As reported by ET earlier, objects such as missiles fly at hypersonic velocities which are more than five times the speed of sound and encounter atmospheric drag because of friction. The chromium coating works by building temporary heat and pushing the stagnating gas away to create an easier path.
The scientist also said that various Indian defence agencies and the US Airforce have shown interest in this special coating technology which evaporates once the object has re-entered the atmosphere and additional energy is not required to reduce drag.
India’s missile programme took a crucial step forward on Saturday with Indian Air Force test pilots carrying out the captive flight trials of the indigenously designed and developed Astra beyond visual range air-to-air missile (BVRAAM).
A Su-30MKI combat aircraft especially tasked for the trials took off from Air Force Station Lohegaon (Pune) for a 90-minute sortie with the Astra missile. Till Thursday, four sorties, including flying the missile to super sonic speeds and to 7Gs, had been accomplished. Captive trials are mandatory to actual firing of the missile from the aircraft.
The active, radar homing Astra -- India’s first air-to-air missile -- which, at its design altitude of 15 km, will enable fighter pilots to lock-on, evade radar and shoot down enemy aircraft about 80 km away, is part of India’s Integrated Guided Missile Development Programme and has been under development at a number of defence laboratories led by the Hyderabad-based Defence Research and Development Laboratory.

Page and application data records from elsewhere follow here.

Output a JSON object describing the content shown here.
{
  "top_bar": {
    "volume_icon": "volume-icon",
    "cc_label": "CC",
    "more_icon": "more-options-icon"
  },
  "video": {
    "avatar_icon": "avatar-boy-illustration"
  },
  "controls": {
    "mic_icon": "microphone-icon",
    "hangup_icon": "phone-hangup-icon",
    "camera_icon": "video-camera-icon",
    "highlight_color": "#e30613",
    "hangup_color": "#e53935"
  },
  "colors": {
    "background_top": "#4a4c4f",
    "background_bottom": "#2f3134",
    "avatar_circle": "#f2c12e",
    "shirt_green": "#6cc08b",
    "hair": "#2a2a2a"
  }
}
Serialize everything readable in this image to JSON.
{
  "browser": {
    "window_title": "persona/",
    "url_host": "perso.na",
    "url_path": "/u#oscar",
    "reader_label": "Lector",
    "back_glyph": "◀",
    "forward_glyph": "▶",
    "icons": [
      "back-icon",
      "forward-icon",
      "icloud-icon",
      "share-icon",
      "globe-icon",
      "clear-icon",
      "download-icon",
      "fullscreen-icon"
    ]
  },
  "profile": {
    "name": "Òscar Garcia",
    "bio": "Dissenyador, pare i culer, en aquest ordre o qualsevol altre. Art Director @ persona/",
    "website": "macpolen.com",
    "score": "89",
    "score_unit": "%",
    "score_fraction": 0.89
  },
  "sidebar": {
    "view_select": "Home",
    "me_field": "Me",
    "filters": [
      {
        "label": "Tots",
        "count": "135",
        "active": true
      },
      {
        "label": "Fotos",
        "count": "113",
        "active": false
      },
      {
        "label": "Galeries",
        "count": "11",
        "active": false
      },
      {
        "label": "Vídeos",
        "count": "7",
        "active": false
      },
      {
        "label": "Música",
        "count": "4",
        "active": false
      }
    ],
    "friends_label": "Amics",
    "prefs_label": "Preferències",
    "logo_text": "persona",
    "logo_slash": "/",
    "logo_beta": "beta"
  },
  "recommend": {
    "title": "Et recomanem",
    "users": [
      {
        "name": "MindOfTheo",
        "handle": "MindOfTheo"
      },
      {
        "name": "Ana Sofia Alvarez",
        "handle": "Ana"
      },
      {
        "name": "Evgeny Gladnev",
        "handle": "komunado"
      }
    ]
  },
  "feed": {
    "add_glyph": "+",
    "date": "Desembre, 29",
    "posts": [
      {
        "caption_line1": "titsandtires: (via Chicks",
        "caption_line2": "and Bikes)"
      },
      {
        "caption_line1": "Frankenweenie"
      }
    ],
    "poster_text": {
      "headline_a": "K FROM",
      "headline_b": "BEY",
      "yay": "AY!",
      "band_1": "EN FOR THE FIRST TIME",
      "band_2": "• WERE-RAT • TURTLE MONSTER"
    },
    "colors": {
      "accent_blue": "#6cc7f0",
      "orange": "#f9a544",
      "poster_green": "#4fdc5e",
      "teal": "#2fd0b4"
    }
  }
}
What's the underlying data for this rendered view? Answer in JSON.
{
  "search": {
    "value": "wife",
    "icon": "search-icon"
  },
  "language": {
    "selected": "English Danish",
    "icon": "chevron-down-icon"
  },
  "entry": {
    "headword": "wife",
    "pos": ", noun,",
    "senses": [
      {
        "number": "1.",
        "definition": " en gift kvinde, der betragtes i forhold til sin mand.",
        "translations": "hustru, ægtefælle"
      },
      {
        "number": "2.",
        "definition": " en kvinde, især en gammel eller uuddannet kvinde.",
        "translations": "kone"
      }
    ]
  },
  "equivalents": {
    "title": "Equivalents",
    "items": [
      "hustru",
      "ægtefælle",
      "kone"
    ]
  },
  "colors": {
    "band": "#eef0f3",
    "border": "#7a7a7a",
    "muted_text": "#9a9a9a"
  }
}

Astra can be compared to the U.S.’ AIM-120 Advanced Medium-Range Air-to-Air Missile, or AMRAAM, France’s MICA (Missile d’interception et de combat aérien, “Interception and Aerial Combat Missile”) and Russia’s R77 (RVV-AE) missile.
The ground launch of Astra was successfully conducted at Chandipur-on-Sea, off the Orissa coast in September 2008.
Captive flight trials involve the Su-30MKI carrying under its wings at one of its six hard points (stations designated for the carrying of stores) an inert missile (with no explosives but simulating the real missile) which has not been electrically or electronically ‘connected’ to the aircraft’s on-board systems.
Captive or aero mechanical integrity tests allows a verification of aspects such as the mechanical, structural and electrical compatibility between the missile and the aircraft, and whether vibrations, strain, stress, etc. are within design levels.
Only after the missile is proven in captive flight trials can it be fired from an aircraft.
Disclosing news of Phase 1 of the captive flight trails which have come after about four years of planning and certification, senior officials said the trials would cover the entire flight envelope of the Su-30MKI, including attaining the fighter’s altitude ceiling of 18 km and a speed of 1.8 Mach, and undertaking the various complicated manoeuvres that the aircraft is designed for. The trials are likely to involve around 15 sorties.
Though the missile has been indigenously developed, Astra currently depends on a Russian launcher and seeker head. The seeker is yet to be integrated with the missile’s radar, algorithms, etc.
Officials said Astra has been designed to pull a latax (lateral acceleration) of 40g. (40 times the acceleration due to gravity).
The second phase of the trials -- avionics integrity tests -- are expected early next year and will involve the integration of the missile’s avionics with that of the aircraft, and a dialoguing between the cockpit and the missile. Officials also disclosed that “some guided flights with a seeker to check for guidance will take place early next year.” The actual firing of Astra from the Su-30MKI is expected in July-August 2010.
Astra is to be initially fitted on the Su-30MKI and the Mirage 2000, with the Tejas Light Combat Aircraft and the MiG-29 scheduled to be equipped with it later.